Choice of powerful sedatives and analgesic medications is clearly of importance to our patients’ clinical outcomes. In addition to choice, how we dose and titrate, and when we choose to discontinue these medications is of paramount importance. Much of our groups recent and ongoing research centers around improving these issues in critical care practice. For example, we first showed an association between commonly prescribed sedative medications and delirium in 2006 and then our MENDS study, published in JAMA in 2007 (see history and timeline of this field) investigated two different sedative paradigms to see which was safer and more effective.
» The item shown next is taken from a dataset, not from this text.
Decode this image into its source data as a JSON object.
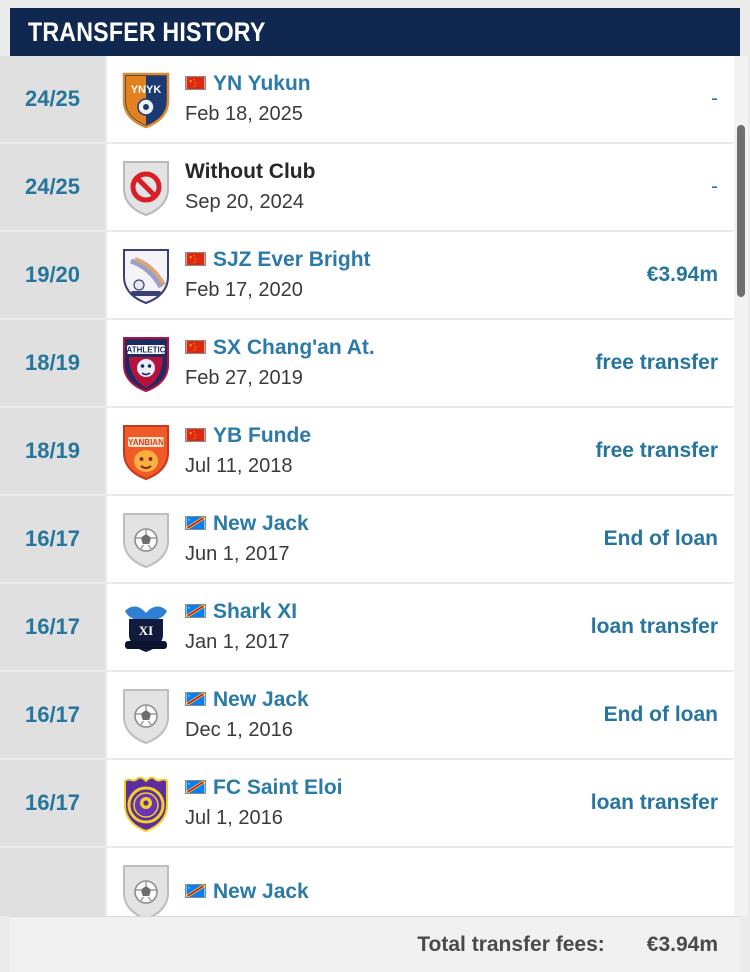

Currently we are conducting two other NIH sponsored investigations in medical and surgical ICU patients called MIND-USA (antipsychotics for delirium and sedation sparing effect) and MENDS II (studying sedative choices in severe sepsis patients) to determine best management practices for critically ill patients.
Patient-Oriented Goal-Directed Sedation Delivery
Increased scrutiny has recently been placed on appropriate titration of sedative and analgesic medications in critically ill patients, especially those being treated with mechanical ventilation. Patient comfort should be a primary goal in the intensive care unit (ICU), including adequate pain control, anxiolysis, and prevention and treatment of delirium. However, achieving the appropriate balance of sedation and analgesia is challenging. Without rational and agreed upon target levels of sedation, it is likely that different members of the healthcare team will have disparate treatment goals, increasing the chance for iatrogenic complications and potentially impeding recovery.
The Pain, Agitation and Delirium (PAD) clinical practice guidelines of the Society of Critical Care Medicine (2013 PAD SCCM/ACCP Guidelines) emphasize management of pain first, followed by goal-directed delivery of psychoactive medications to avoid oversedation and to promote earlier extubation.
Goal-directed delivery of sedatives is best accomplished by the use of sedation scales to help the medical team agree on a target sedation level for each individual patient. Sedation scales with broad acceptance include (among others) the Ramsay scale, the Sedation Agitation Scale (SAS), the Motor Activity Assessment Scale (MAAS), the COMFORT scale for pediatric patients, and the Richmond Agitation-Sedation Scale (RASS). These are all discussed to some degree in the references for the sedation clinical practice guidelines and the RASS. Of the available scales the PAD guidelines recommend the use of the RASS and the SAS based on published literature and the psychometric properties of the scale.
The Richmond Agitation-Sedation Scale (RASS) was developed by a multidisciplinary team at Virginia Commonwealth University in Richmond, Virginia. A unique feature of RASS is that it uses the duration of eye contact following verbal stimulation as the principal means of titrating sedation.
The RASS has been demonstrated to have excellent interrater reliability in a broad range of adult medical and surgical ICU patients and to have excellent validity when compared to a visual analogue scale and other sedation scales. This RASS takes less than 20 seconds to perform with minimal training, and has been shown to be highly reliable among multiple types of healthcare providers. The RASS has an expanded set of scores (10-point scale) at pivotal levels of sedation that are determined by patients' response to verbal versus physical stimulation, which will help the clinician in titrating medications.
The Richmond Agitation-Sedation Scale (RASS)
The Riker Sedation-Agitation Scale (SAS)
Management of pain and agitation
In accordance with the recent PAD recommendations, healthcare professionals should use valid and reliable pain monitoring instruments and treat pain first. An analgesia based approach may be adequate for a majority of critically ill patients without the need for additional sedative medications. Level of agitation and sedation should be monitored frequently with agitation-sedation scales such as the RASS or SAS. When additional sedation is required due to agitation or anxiety, then sedation strategies using non-benzodiazepine sedatives (either propofol or dexmedetomidine) may be preferred over sedation with benzodiazepines (either midazolam or lorazepam) to improve clinical outcomes, in mechanically ventilated adult ICU patients. Light levels of sedation should be maintained either via goal-directed therapy, or via incorporation of daily awakening trials coordinated with daily wake up trials More information can be found on the Awakening and Breathing page.
Analgesia/Sedation Protocol for Mechanically Ventilated Patients
An important third element in the PAD guidelines is monitoring and management of delirium. This is discussed in detail in the page on delirium monitoring. Taken together, advances in neurologic assessment provided by the RASS or SAS and the delirium monitoring instrument used (either the Confusion Assessment Method for the ICU [CAM-ICU) or the Intensive Care Delirium Screening Checklist [ICDSC]), should lead to earlier identification and characterization of acute brain dysfunction as an organ failure, reductions in the random variation with which patients' sedatives are currently managed, and appropriate interventions aimed at prevention or reversal of acute brain dysfunction.